Phnomh Phen is without doubt one of my favourite trip experiences, mainly down to being able to experience the local or ex-pat side of life. We got to meet some great people, chow down some awesome food, get our fix of NZ culture (touch and AB’s) and of course learn about the massive atrocities that the country has faced over the last 40 years. Surprisingly there is no animocity amongst Khmers and PP is a sure sign that the country is moving ahead with life; it’s a city I could certainly live in – the vibe and energy is magic.
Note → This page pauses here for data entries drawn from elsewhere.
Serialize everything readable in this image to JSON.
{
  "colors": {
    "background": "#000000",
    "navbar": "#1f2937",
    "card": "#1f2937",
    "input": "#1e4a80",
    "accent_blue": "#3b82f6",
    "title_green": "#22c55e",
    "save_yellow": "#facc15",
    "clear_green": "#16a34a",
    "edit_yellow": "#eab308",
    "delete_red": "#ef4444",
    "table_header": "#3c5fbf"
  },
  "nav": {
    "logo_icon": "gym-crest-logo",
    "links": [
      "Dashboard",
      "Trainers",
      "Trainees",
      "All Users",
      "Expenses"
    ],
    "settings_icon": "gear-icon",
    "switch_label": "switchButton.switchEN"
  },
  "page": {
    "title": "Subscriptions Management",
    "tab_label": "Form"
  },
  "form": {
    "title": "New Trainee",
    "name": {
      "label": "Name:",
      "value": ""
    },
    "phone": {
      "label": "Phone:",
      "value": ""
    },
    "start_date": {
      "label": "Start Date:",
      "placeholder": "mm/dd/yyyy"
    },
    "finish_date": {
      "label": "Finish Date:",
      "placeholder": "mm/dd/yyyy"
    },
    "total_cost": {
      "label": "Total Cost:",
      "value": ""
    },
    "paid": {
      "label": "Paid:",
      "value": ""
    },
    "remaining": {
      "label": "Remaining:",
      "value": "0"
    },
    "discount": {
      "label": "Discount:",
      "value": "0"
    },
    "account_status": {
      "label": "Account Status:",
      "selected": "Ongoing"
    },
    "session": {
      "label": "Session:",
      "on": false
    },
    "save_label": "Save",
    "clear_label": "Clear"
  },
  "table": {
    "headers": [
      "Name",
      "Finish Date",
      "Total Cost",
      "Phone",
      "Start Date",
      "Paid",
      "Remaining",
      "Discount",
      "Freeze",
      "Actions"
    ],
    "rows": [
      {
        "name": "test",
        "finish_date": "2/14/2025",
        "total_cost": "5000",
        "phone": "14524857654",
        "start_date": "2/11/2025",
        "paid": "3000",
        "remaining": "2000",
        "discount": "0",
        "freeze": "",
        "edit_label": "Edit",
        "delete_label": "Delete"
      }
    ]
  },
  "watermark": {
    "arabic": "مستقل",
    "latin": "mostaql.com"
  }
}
Pot Pot Regime: Basically Pol Pot was a deluded communist leader of Cambodia from 1975. He believed that if Cambodia was to progress that they needed to focus on farming…cultivate rice and export it; anyone considered intelligent (doctors, academics, bankers, teachers etc) were either forced into the fields to work or were taken to S-21 and held prisoner. Pol Pot would hold prisoner or execute anyone who spoke up in resistance to his regime and millions of innocent Cambodian families were killed after being suspected of working against Pol Pot…in the end Pol Pot’s plans failed as there were not the resources needed to produce the levels of rice needed to sustain the economy – they still tried to export their desired quota of rice but many in the country went hungry as a result – they were simply not fed! During his rule Pol Pot wiped out 21% of the Cambodian population through either the murder or starvation – including nearly all of the most intelligent people in Cambodia.